Records provided: Begin
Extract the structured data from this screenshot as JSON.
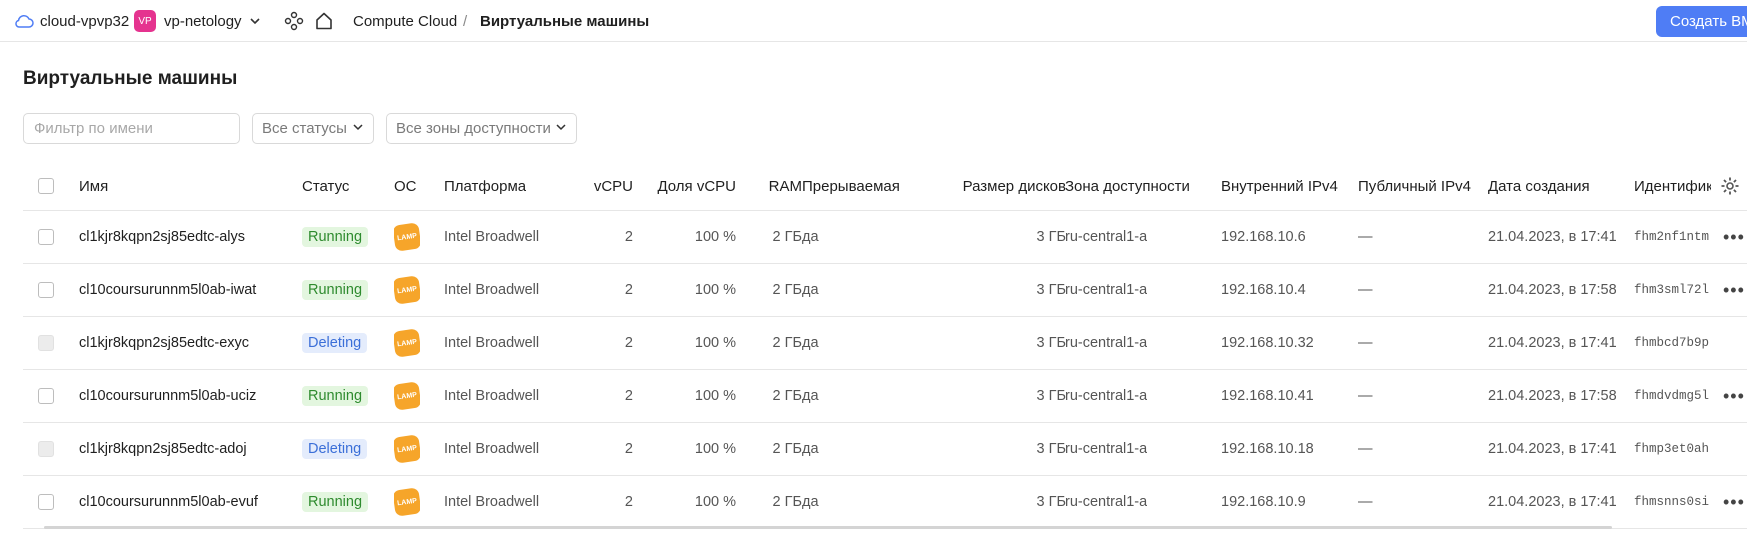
{
  "topbar": {
    "cloud_name": "cloud-vpvp32",
    "folder_badge": "VP",
    "folder_name": "vp-netology",
    "breadcrumb_service": "Compute Cloud",
    "breadcrumb_sep": "/",
    "breadcrumb_page": "Виртуальные машины",
    "create_button": "Создать ВМ",
    "icons": [
      "cloud-icon",
      "chevron-down-icon",
      "services-icon",
      "home-icon"
    ]
  },
  "page": {
    "title": "Виртуальные машины",
    "filter_placeholder": "Фильтр по имени",
    "status_select": "Все статусы",
    "zone_select": "Все зоны доступности"
  },
  "table": {
    "columns": {
      "name": "Имя",
      "status": "Статус",
      "os": "ОС",
      "platform": "Платформа",
      "vcpu": "vCPU",
      "vcpu_share": "Доля vCPU",
      "ram": "RAM",
      "preemptible": "Прерываемая",
      "disk_size": "Размер дисков",
      "zone": "Зона доступности",
      "internal_ip": "Внутренний IPv4",
      "public_ip": "Публичный IPv4",
      "created": "Дата создания",
      "id": "Идентификатор"
    },
    "rows": [
      {
        "name": "cl1kjr8kqpn2sj85edtc-alys",
        "status": "Running",
        "os": "LAMP",
        "platform": "Intel Broadwell",
        "vcpu": "2",
        "vcpu_share": "100 %",
        "ram": "2 ГБ",
        "preemptible": "да",
        "disk_size": "3 ГБ",
        "zone": "ru-central1-a",
        "internal_ip": "192.168.10.6",
        "public_ip": "—",
        "created": "21.04.2023, в 17:41",
        "id": "fhm2nf1ntm"
      },
      {
        "name": "cl10coursurunnm5l0ab-iwat",
        "status": "Running",
        "os": "LAMP",
        "platform": "Intel Broadwell",
        "vcpu": "2",
        "vcpu_share": "100 %",
        "ram": "2 ГБ",
        "preemptible": "да",
        "disk_size": "3 ГБ",
        "zone": "ru-central1-a",
        "internal_ip": "192.168.10.4",
        "public_ip": "—",
        "created": "21.04.2023, в 17:58",
        "id": "fhm3sml72l"
      },
      {
        "name": "cl1kjr8kqpn2sj85edtc-exyc",
        "status": "Deleting",
        "os": "LAMP",
        "platform": "Intel Broadwell",
        "vcpu": "2",
        "vcpu_share": "100 %",
        "ram": "2 ГБ",
        "preemptible": "да",
        "disk_size": "3 ГБ",
        "zone": "ru-central1-a",
        "internal_ip": "192.168.10.32",
        "public_ip": "—",
        "created": "21.04.2023, в 17:41",
        "id": "fhmbcd7b9p"
      },
      {
        "name": "cl10coursurunnm5l0ab-uciz",
        "status": "Running",
        "os": "LAMP",
        "platform": "Intel Broadwell",
        "vcpu": "2",
        "vcpu_share": "100 %",
        "ram": "2 ГБ",
        "preemptible": "да",
        "disk_size": "3 ГБ",
        "zone": "ru-central1-a",
        "internal_ip": "192.168.10.41",
        "public_ip": "—",
        "created": "21.04.2023, в 17:58",
        "id": "fhmdvdmg5l"
      },
      {
        "name": "cl1kjr8kqpn2sj85edtc-adoj",
        "status": "Deleting",
        "os": "LAMP",
        "platform": "Intel Broadwell",
        "vcpu": "2",
        "vcpu_share": "100 %",
        "ram": "2 ГБ",
        "preemptible": "да",
        "disk_size": "3 ГБ",
        "zone": "ru-central1-a",
        "internal_ip": "192.168.10.18",
        "public_ip": "—",
        "created": "21.04.2023, в 17:41",
        "id": "fhmp3et0ah"
      },
      {
        "name": "cl10coursurunnm5l0ab-evuf",
        "status": "Running",
        "os": "LAMP",
        "platform": "Intel Broadwell",
        "vcpu": "2",
        "vcpu_share": "100 %",
        "ram": "2 ГБ",
        "preemptible": "да",
        "disk_size": "3 ГБ",
        "zone": "ru-central1-a",
        "internal_ip": "192.168.10.9",
        "public_ip": "—",
        "created": "21.04.2023, в 17:41",
        "id": "fhmsnns0si"
      }
    ]
  },
  "colors": {
    "accent": "#4f7df5",
    "folder_badge": "#e5338f",
    "running": "#2e8b2e",
    "deleting": "#3b6fd8",
    "os_lamp": "#f6a52a"
  }
}
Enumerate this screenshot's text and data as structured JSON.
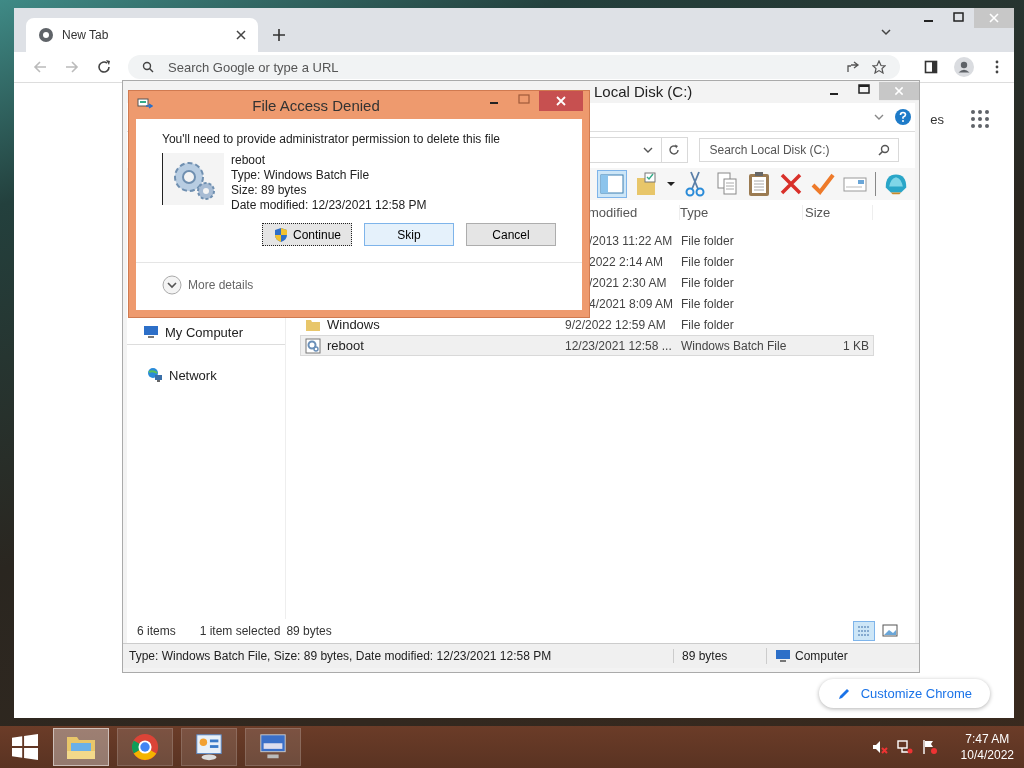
{
  "browser": {
    "tab": {
      "title": "New Tab"
    },
    "omnibox": {
      "placeholder": "Search Google or type a URL"
    },
    "shortcut_text": "es",
    "customize_button": "Customize Chrome"
  },
  "explorer": {
    "title": "Local Disk (C:)",
    "search": {
      "placeholder": "Search Local Disk (C:)"
    },
    "columns": [
      "modified",
      "Type",
      "Size"
    ],
    "nav": [
      {
        "label": "My Computer",
        "kind": "computer"
      },
      {
        "label": "Network",
        "kind": "network"
      }
    ],
    "rows": [
      {
        "date": "/2013 11:22 AM",
        "type": "File folder",
        "selected": false
      },
      {
        "date": "2022 2:14 AM",
        "type": "File folder",
        "selected": false
      },
      {
        "date": "/2021 2:30 AM",
        "type": "File folder",
        "selected": false
      },
      {
        "date": "4/2021 8:09 AM",
        "type": "File folder",
        "selected": false
      },
      {
        "name": "Windows",
        "date": "9/2/2022 12:59 AM",
        "type": "File folder",
        "kind": "folder",
        "selected": false
      },
      {
        "name": "reboot",
        "date": "12/23/2021 12:58 ...",
        "type": "Windows Batch File",
        "size": "1 KB",
        "kind": "batch",
        "selected": true
      }
    ],
    "status": {
      "count": "6 items",
      "selection": "1 item selected",
      "size": "89 bytes"
    },
    "details_bar": {
      "text": "Type: Windows Batch File, Size: 89 bytes, Date modified: 12/23/2021 12:58 PM",
      "size": "89 bytes",
      "zone": "Computer"
    }
  },
  "dialog": {
    "title": "File Access Denied",
    "message": "You'll need to provide administrator permission to delete this file",
    "file": {
      "name": "reboot",
      "type": "Type: Windows Batch File",
      "size": "Size: 89 bytes",
      "date": "Date modified: 12/23/2021 12:58 PM"
    },
    "buttons": [
      {
        "label": "Continue",
        "kind": "shield",
        "focused": true,
        "highlighted": false
      },
      {
        "label": "Skip",
        "kind": "plain",
        "focused": false,
        "highlighted": true
      },
      {
        "label": "Cancel",
        "kind": "plain",
        "focused": false,
        "highlighted": false
      }
    ],
    "more_details": "More details"
  },
  "taskbar": {
    "apps": [
      {
        "kind": "folder",
        "selected": true
      },
      {
        "kind": "browser",
        "selected": false
      },
      {
        "kind": "panel",
        "selected": false
      },
      {
        "kind": "monitor",
        "selected": false
      }
    ],
    "clock": {
      "time": "7:47 AM",
      "date": "10/4/2022"
    }
  }
}
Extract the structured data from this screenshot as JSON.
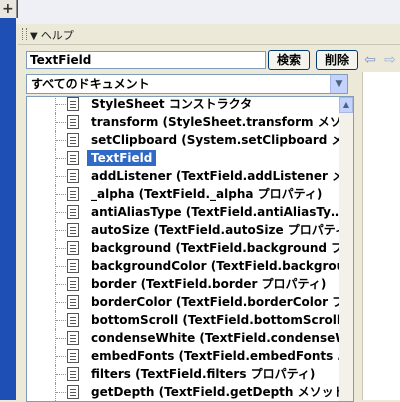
{
  "window": {
    "top_left_glyph": "+",
    "panel_title": "ヘルプ",
    "panel_collapse_glyph": "▼"
  },
  "search": {
    "value": "TextField",
    "search_button": "検索",
    "delete_button": "削除"
  },
  "nav": {
    "back_glyph": "⇦",
    "forward_glyph": "⇨"
  },
  "filter": {
    "selected": "すべてのドキュメント",
    "dropdown_glyph": "▼"
  },
  "tree": {
    "scroll_up_glyph": "▲",
    "items": [
      {
        "label": "StyleSheet コンストラクタ",
        "selected": false
      },
      {
        "label": "transform (StyleSheet.transform メソッ…",
        "selected": false
      },
      {
        "label": "setClipboard (System.setClipboard メ…",
        "selected": false
      },
      {
        "label": "TextField",
        "selected": true
      },
      {
        "label": "addListener (TextField.addListener メ…",
        "selected": false
      },
      {
        "label": "_alpha (TextField._alpha プロパティ)",
        "selected": false
      },
      {
        "label": "antiAliasType (TextField.antiAliasTy…",
        "selected": false
      },
      {
        "label": "autoSize (TextField.autoSize プロパティ)",
        "selected": false
      },
      {
        "label": "background (TextField.background プ…",
        "selected": false
      },
      {
        "label": "backgroundColor (TextField.backgrou…",
        "selected": false
      },
      {
        "label": "border (TextField.border プロパティ)",
        "selected": false
      },
      {
        "label": "borderColor (TextField.borderColor プ…",
        "selected": false
      },
      {
        "label": "bottomScroll (TextField.bottomScroll…",
        "selected": false
      },
      {
        "label": "condenseWhite (TextField.condenseW…",
        "selected": false
      },
      {
        "label": "embedFonts (TextField.embedFonts …",
        "selected": false
      },
      {
        "label": "filters (TextField.filters プロパティ)",
        "selected": false
      },
      {
        "label": "getDepth (TextField.getDepth メソッド)",
        "selected": false
      }
    ]
  },
  "colors": {
    "selection": "#316ac5",
    "frame_blue": "#1d4fb5"
  }
}
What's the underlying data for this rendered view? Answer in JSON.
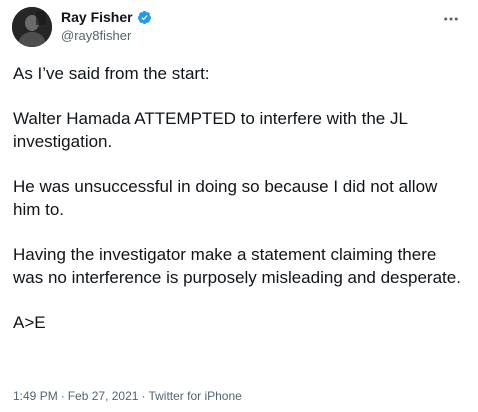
{
  "author": {
    "name": "Ray Fisher",
    "handle": "@ray8fisher",
    "verified": true,
    "avatar_icon": "profile-photo"
  },
  "tweet": {
    "paragraphs": [
      "As I’ve said from the start:",
      "Walter Hamada ATTEMPTED to interfere with the JL investigation.",
      "He was unsuccessful in doing so because I did not allow him to.",
      "Having the investigator make a statement claiming there was no interference is purposely misleading and desperate.",
      "A>E"
    ]
  },
  "meta": {
    "time": "1:49 PM",
    "separator": "·",
    "date": "Feb 27, 2021",
    "source": "Twitter for iPhone"
  },
  "colors": {
    "verified": "#1d9bf0",
    "secondary_text": "#536471",
    "primary_text": "#0f1419"
  },
  "icons": {
    "more": "more-options-icon",
    "verified": "verified-badge-icon"
  }
}
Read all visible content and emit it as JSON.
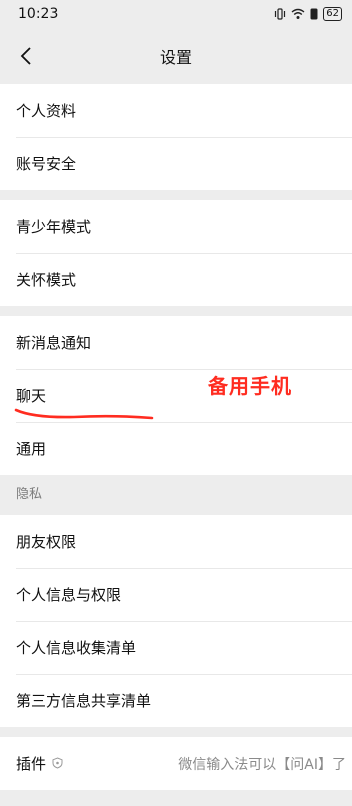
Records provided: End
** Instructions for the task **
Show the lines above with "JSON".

** Expected answer **
Extract the structured data from this screenshot as JSON.
Enumerate this screenshot's text and data as structured JSON.
Extract the structured data from this screenshot as JSON.
What's the underlying data for this rendered view? Answer in JSON.
Read all visible content and emit it as JSON.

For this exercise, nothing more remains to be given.